**Material provided:**
◆ ◆ ◆ ◆ ◆ ◆ ◆

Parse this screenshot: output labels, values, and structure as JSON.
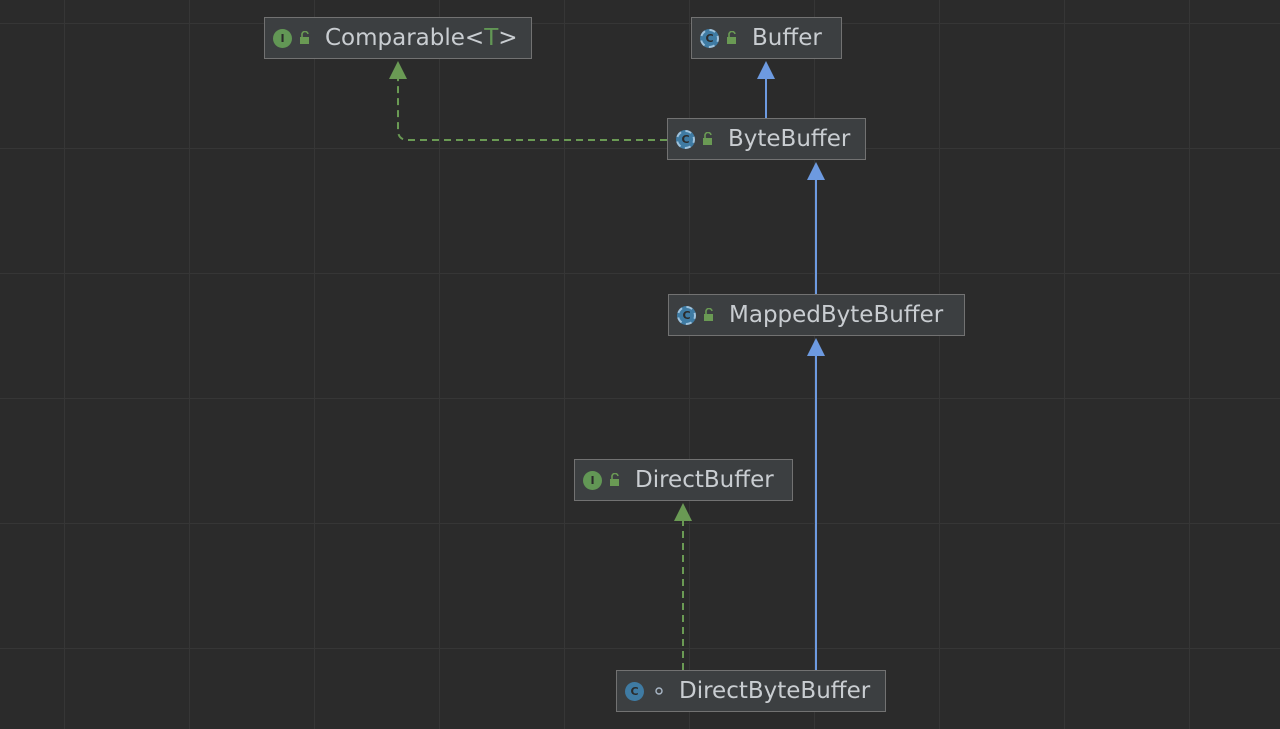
{
  "nodes": {
    "comparable": {
      "name": "Comparable",
      "lt": "<",
      "param": "T",
      "gt": ">",
      "kind": "interface",
      "kind_letter": "I",
      "visibility": "public"
    },
    "buffer": {
      "name": "Buffer",
      "kind": "abstract-class",
      "kind_letter": "C",
      "visibility": "public"
    },
    "bytebuffer": {
      "name": "ByteBuffer",
      "kind": "abstract-class",
      "kind_letter": "C",
      "visibility": "public"
    },
    "mappedbytebuffer": {
      "name": "MappedByteBuffer",
      "kind": "abstract-class",
      "kind_letter": "C",
      "visibility": "public"
    },
    "directbuffer": {
      "name": "DirectBuffer",
      "kind": "interface",
      "kind_letter": "I",
      "visibility": "public"
    },
    "directbytebuffer": {
      "name": "DirectByteBuffer",
      "kind": "class",
      "kind_letter": "C",
      "visibility": "package-private"
    }
  },
  "edges": [
    {
      "from": "bytebuffer",
      "to": "buffer",
      "type": "extends"
    },
    {
      "from": "bytebuffer",
      "to": "comparable",
      "type": "implements"
    },
    {
      "from": "mappedbytebuffer",
      "to": "bytebuffer",
      "type": "extends"
    },
    {
      "from": "directbytebuffer",
      "to": "mappedbytebuffer",
      "type": "extends"
    },
    {
      "from": "directbytebuffer",
      "to": "directbuffer",
      "type": "implements"
    }
  ],
  "colors": {
    "background": "#2b2b2b",
    "grid": "#363636",
    "node_fill": "#3c3f41",
    "node_border": "#727272",
    "node_text": "#c9cdd1",
    "extends_line": "#6d9ae0",
    "implements_line": "#6a9a54",
    "interface_icon": "#629755",
    "class_icon": "#3f7ba3"
  }
}
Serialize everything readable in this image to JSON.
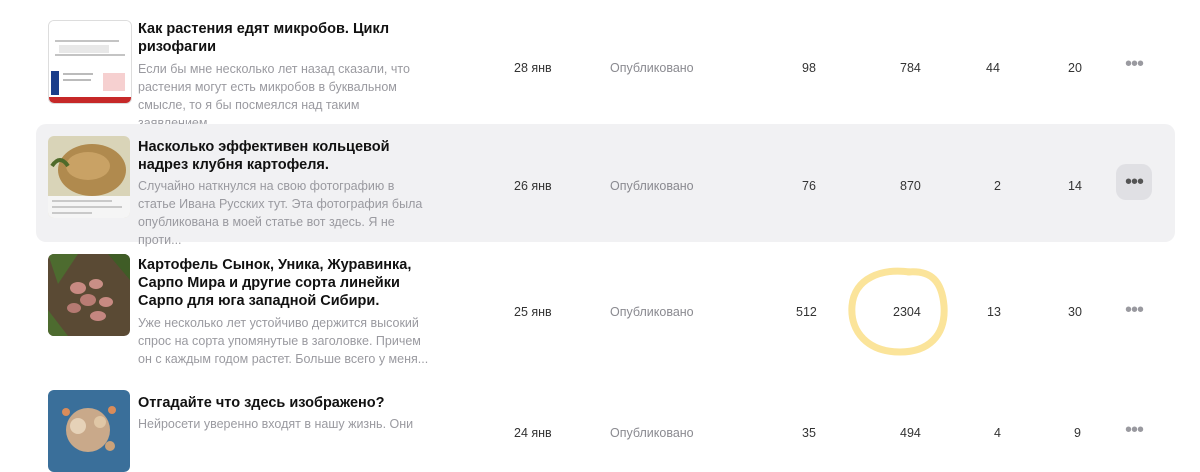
{
  "articles": [
    {
      "title": "Как растения едят микробов. Цикл ризофагии",
      "snippet": "Если бы мне несколько лет назад сказали, что растения могут есть микробов в буквальном смысле, то я бы посмеялся над таким заявлением....",
      "date": "28 янв",
      "status": "Опубликовано",
      "views": "98",
      "impressions": "784",
      "likes": "44",
      "comments": "20",
      "menu": "•••"
    },
    {
      "title": "Насколько эффективен кольцевой надрез клубня картофеля.",
      "snippet": "Случайно наткнулся на свою фотографию в статье Ивана Русских тут. Эта фотография была опубликована в моей статье вот здесь. Я не проти...",
      "date": "26 янв",
      "status": "Опубликовано",
      "views": "76",
      "impressions": "870",
      "likes": "2",
      "comments": "14",
      "menu": "•••"
    },
    {
      "title": "Картофель Сынок, Уника, Журавинка, Сарпо Мира и другие сорта линейки Сарпо для юга западной Сибири.",
      "snippet": "Уже несколько лет устойчиво держится высокий спрос на сорта упомянутые в заголовке. Причем он с каждым годом растет. Больше всего у меня...",
      "date": "25 янв",
      "status": "Опубликовано",
      "views": "512",
      "impressions": "2304",
      "likes": "13",
      "comments": "30",
      "menu": "•••"
    },
    {
      "title": "Отгадайте что здесь изображено?",
      "snippet": "Нейросети уверенно входят в нашу жизнь. Они",
      "date": "24 янв",
      "status": "Опубликовано",
      "views": "35",
      "impressions": "494",
      "likes": "4",
      "comments": "9",
      "menu": "•••"
    }
  ],
  "colors": {
    "hover_row": "#f1f1f3",
    "highlight_marker": "#fbe49a"
  }
}
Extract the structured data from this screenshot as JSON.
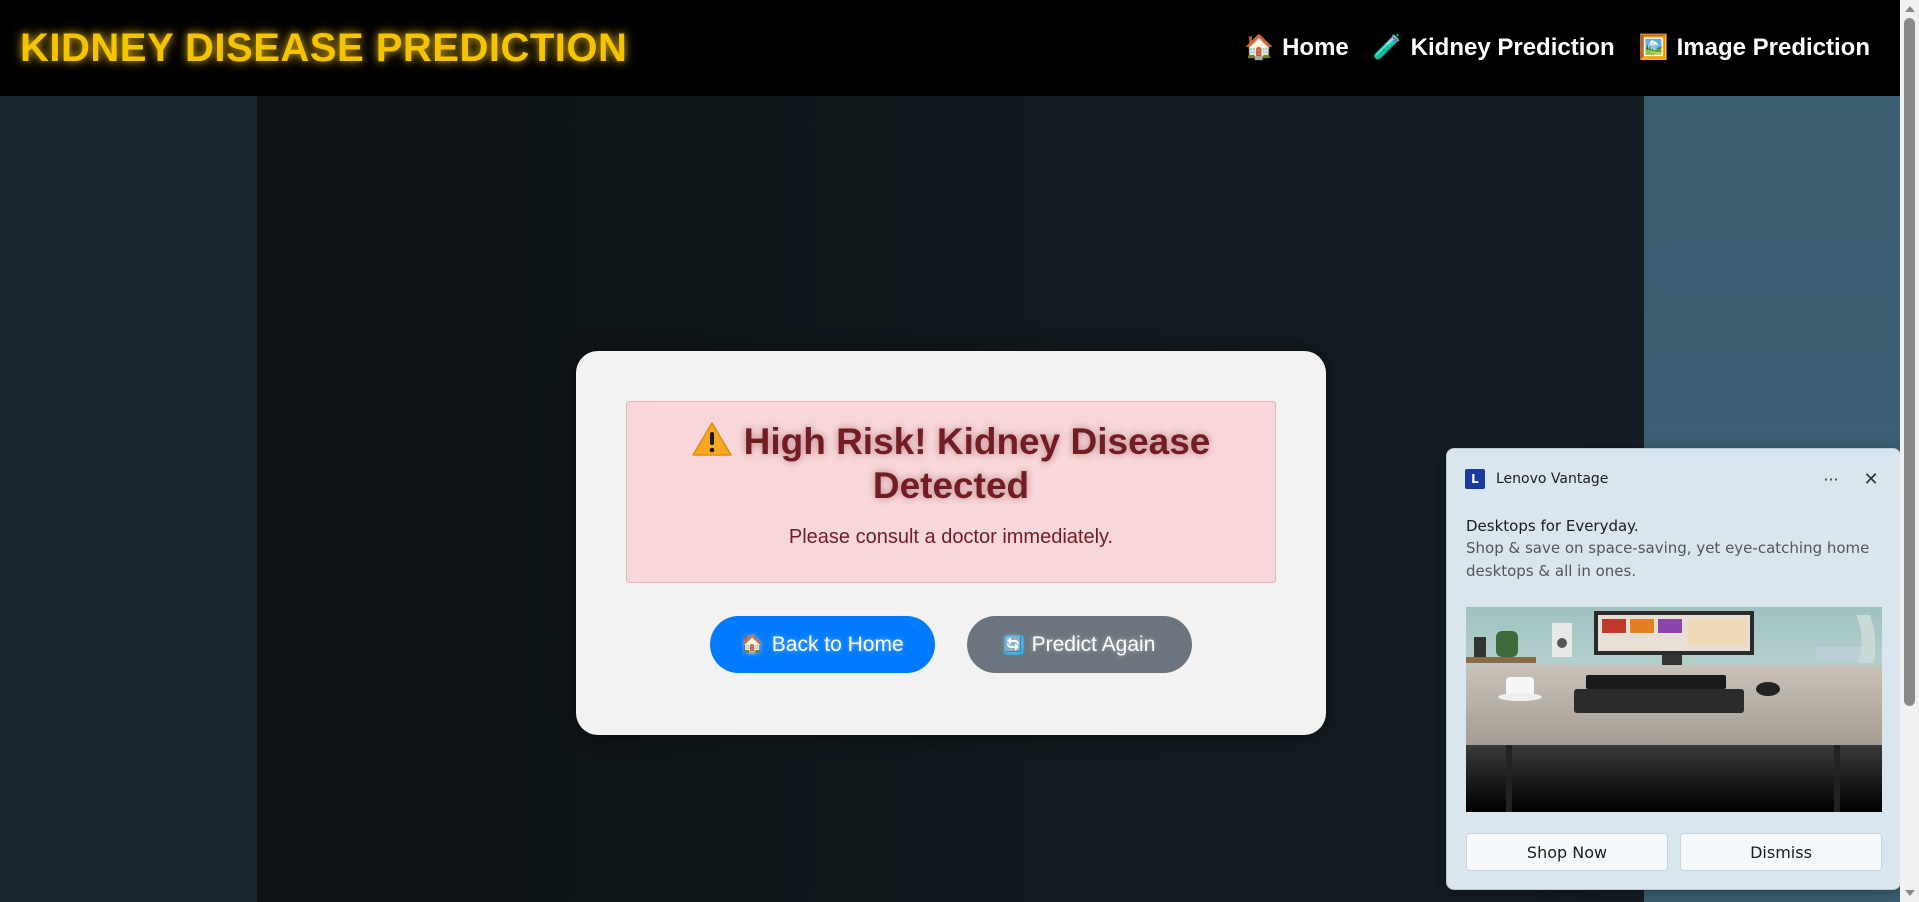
{
  "navbar": {
    "brand": "KIDNEY DISEASE PREDICTION",
    "links": [
      {
        "icon": "🏠",
        "label": "Home"
      },
      {
        "icon": "🧪",
        "label": "Kidney Prediction"
      },
      {
        "icon": "🖼️",
        "label": "Image Prediction"
      }
    ]
  },
  "result": {
    "title": "High Risk! Kidney Disease Detected",
    "message": "Please consult a doctor immediately.",
    "buttons": {
      "home_icon": "🏠",
      "home_label": "Back to Home",
      "again_icon": "🔄",
      "again_label": "Predict Again"
    }
  },
  "notification": {
    "app_logo": "L",
    "app_name": "Lenovo Vantage",
    "more": "···",
    "close": "✕",
    "title": "Desktops for Everyday.",
    "text": "Shop & save on space-saving, yet eye-catching home desktops & all in ones.",
    "actions": {
      "primary": "Shop Now",
      "secondary": "Dismiss"
    }
  },
  "colors": {
    "brand": "#f5c400",
    "primary_button": "#007bff",
    "secondary_button": "#6c757d",
    "alert_bg": "#f8d7da",
    "alert_text": "#721c24"
  }
}
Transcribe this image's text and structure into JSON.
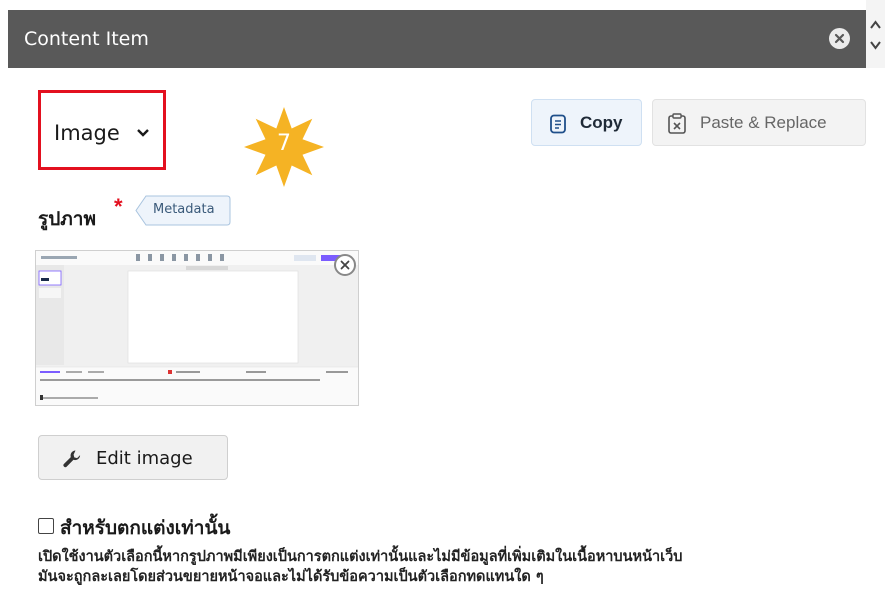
{
  "header": {
    "title": "Content Item"
  },
  "content_type": {
    "selected": "Image"
  },
  "step_badge": {
    "number": "7",
    "color": "#f5b324"
  },
  "toolbar": {
    "copy_label": "Copy",
    "paste_label": "Paste & Replace"
  },
  "image_field": {
    "label": "รูปภาพ",
    "required_mark": "*",
    "metadata_label": "Metadata"
  },
  "edit_button": {
    "label": "Edit image"
  },
  "decorative_option": {
    "label": "สำหรับตกแต่งเท่านั้น",
    "checked": false,
    "help_lines": [
      "เปิดใช้งานตัวเลือกนี้หากรูปภาพมีเพียงเป็นการตกแต่งเท่านั้นและไม่มีข้อมูลที่เพิ่มเติมในเนื้อหาบนหน้าเว็บ",
      "มันจะถูกละเลยโดยส่วนขยายหน้าจอและไม่ได้รับข้อความเป็นตัวเลือกทดแทนใด ๆ"
    ]
  },
  "colors": {
    "header_bg": "#595959",
    "highlight_border": "#e3101f",
    "copy_bg": "#eef4fb"
  }
}
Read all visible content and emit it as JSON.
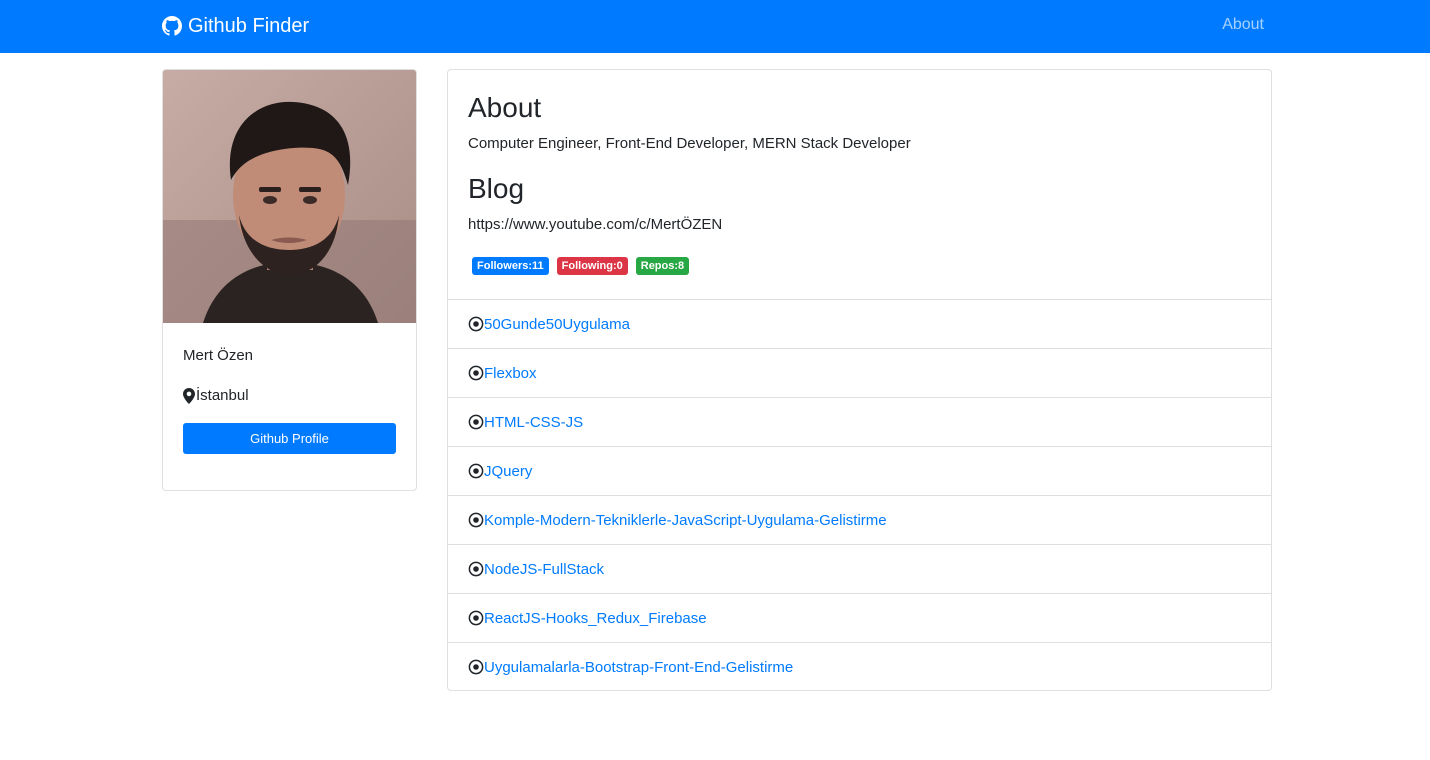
{
  "navbar": {
    "brand": "Github Finder",
    "about_link": "About",
    "bg_color": "#007bff"
  },
  "profile": {
    "name": "Mert Özen",
    "location": "İstanbul",
    "button_label": "Github Profile",
    "location_icon": "map-marker-icon"
  },
  "about": {
    "heading": "About",
    "bio": "Computer Engineer, Front-End Developer, MERN Stack Developer"
  },
  "blog": {
    "heading": "Blog",
    "url": "https://www.youtube.com/c/MertÖZEN"
  },
  "badges": [
    {
      "label": "Followers:11",
      "color": "#007bff"
    },
    {
      "label": "Following:0",
      "color": "#dc3545"
    },
    {
      "label": "Repos:8",
      "color": "#28a745"
    }
  ],
  "repos": [
    "50Gunde50Uygulama",
    "Flexbox",
    "HTML-CSS-JS",
    "JQuery",
    "Komple-Modern-Tekniklerle-JavaScript-Uygulama-Gelistirme",
    "NodeJS-FullStack",
    "ReactJS-Hooks_Redux_Firebase",
    "Uygulamalarla-Bootstrap-Front-End-Gelistirme"
  ],
  "colors": {
    "accent": "#007bff",
    "link": "#007bff",
    "text": "#212529"
  }
}
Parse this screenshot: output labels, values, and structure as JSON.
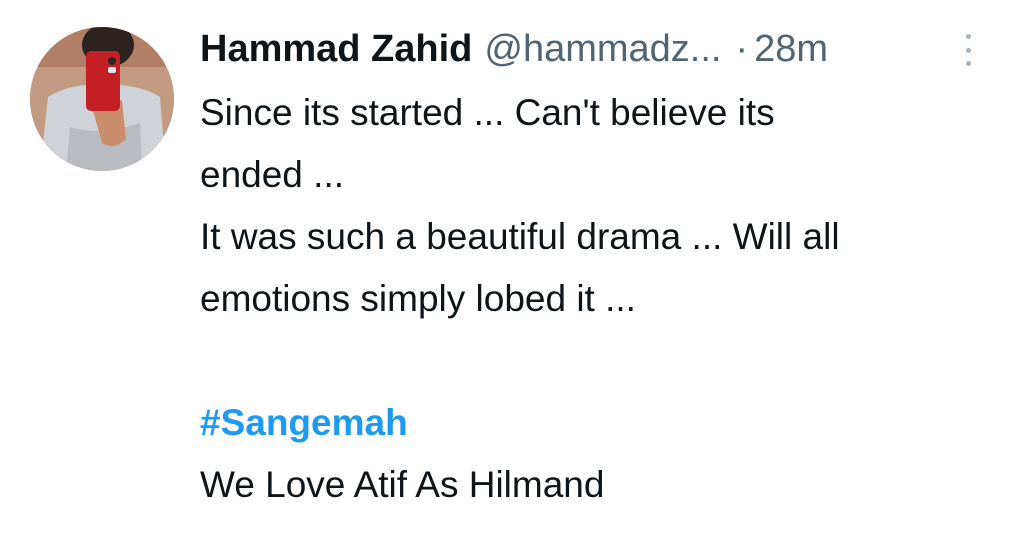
{
  "author": {
    "display_name": "Hammad Zahid",
    "handle": "@hammadz...",
    "separator": "·",
    "time": "28m"
  },
  "icons": {
    "avatar": "user-avatar-photo",
    "more": "more-options-icon"
  },
  "tweet": {
    "line1": "Since its started ... Can't believe its",
    "line2": "ended ...",
    "line3": "It was such a beautiful drama ... Will all",
    "line4": "emotions simply lobed it ...",
    "hashtag": "#Sangemah",
    "line5": "We Love Atif As Hilmand"
  },
  "colors": {
    "text": "#0f1419",
    "secondary": "#536471",
    "link": "#1d9bf0"
  }
}
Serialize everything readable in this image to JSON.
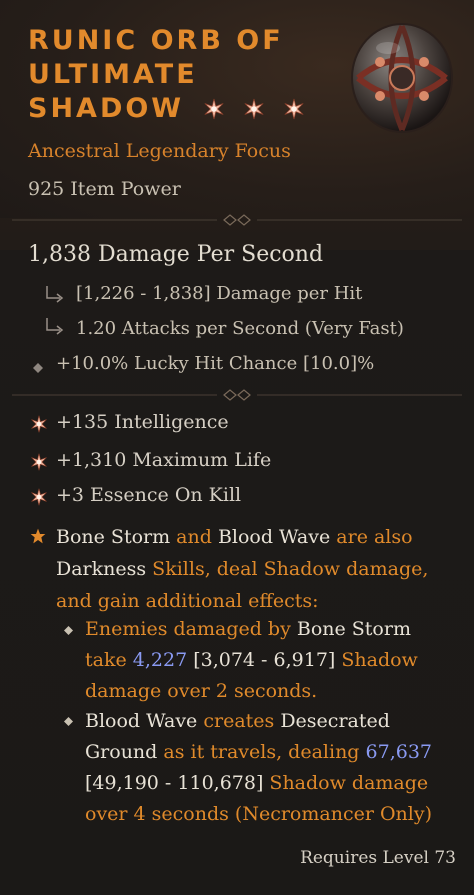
{
  "item": {
    "name_line1": "RUNIC ORB OF",
    "name_line2": "ULTIMATE",
    "name_line3": "SHADOW",
    "greater_affix_count": 3,
    "subtype": "Ancestral Legendary Focus",
    "item_power": "925 Item Power",
    "icon": "orb-item-icon",
    "colors": {
      "legendary_orange": "#e28a2c",
      "value_blue": "#8a9af2",
      "text_light": "#e8e2d6"
    }
  },
  "stats": {
    "dps": "1,838 Damage Per Second",
    "damage_per_hit": "[1,226 - 1,838] Damage per Hit",
    "attack_speed": "1.20 Attacks per Second (Very Fast)",
    "lucky_hit": "+10.0% Lucky Hit Chance [10.0]%"
  },
  "affixes": [
    "+135 Intelligence",
    "+1,310 Maximum Life",
    "+3 Essence On Kill"
  ],
  "aspect": {
    "s1": "Bone Storm",
    "s2": " and ",
    "s3": "Blood Wave",
    "s4": " are also",
    "s5": "Darkness",
    "s6": " Skills, deal Shadow damage,",
    "s7": "and gain additional effects:",
    "b1": {
      "t1": "Enemies damaged by ",
      "t2": "Bone Storm",
      "t3": "take ",
      "t4": "4,227",
      "t5": " [3,074 - 6,917]",
      "t6": " Shadow",
      "t7": "damage over 2 seconds."
    },
    "b2": {
      "t1": "Blood Wave",
      "t2": " creates ",
      "t3": "Desecrated",
      "t4": "Ground",
      "t5": " as it travels, dealing ",
      "t6": "67,637",
      "t7": "[49,190 - 110,678]",
      "t8": " Shadow damage",
      "t9": "over 4 seconds (Necromancer Only)"
    }
  },
  "requirement": "Requires Level 73"
}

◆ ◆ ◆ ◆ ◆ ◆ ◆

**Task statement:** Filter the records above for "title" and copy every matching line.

**Solution for this task:**
      "title": "Как растения едят микробов. Цикл ризофагии",
      "title": "Насколько эффективен кольцевой надрез клубня картофеля.",
      "title": "Картофель Сынок, Уника, Журавинка, Сарпо Мира и другие сорта линейки Сарпо для юга западной Сибири.",
      "title": "Отгадайте что здесь изображено?",
    "title": "High Risk! Kidney Disease Detected",
    "title": "Desktops for Everyday.",
    "title": "Content Item"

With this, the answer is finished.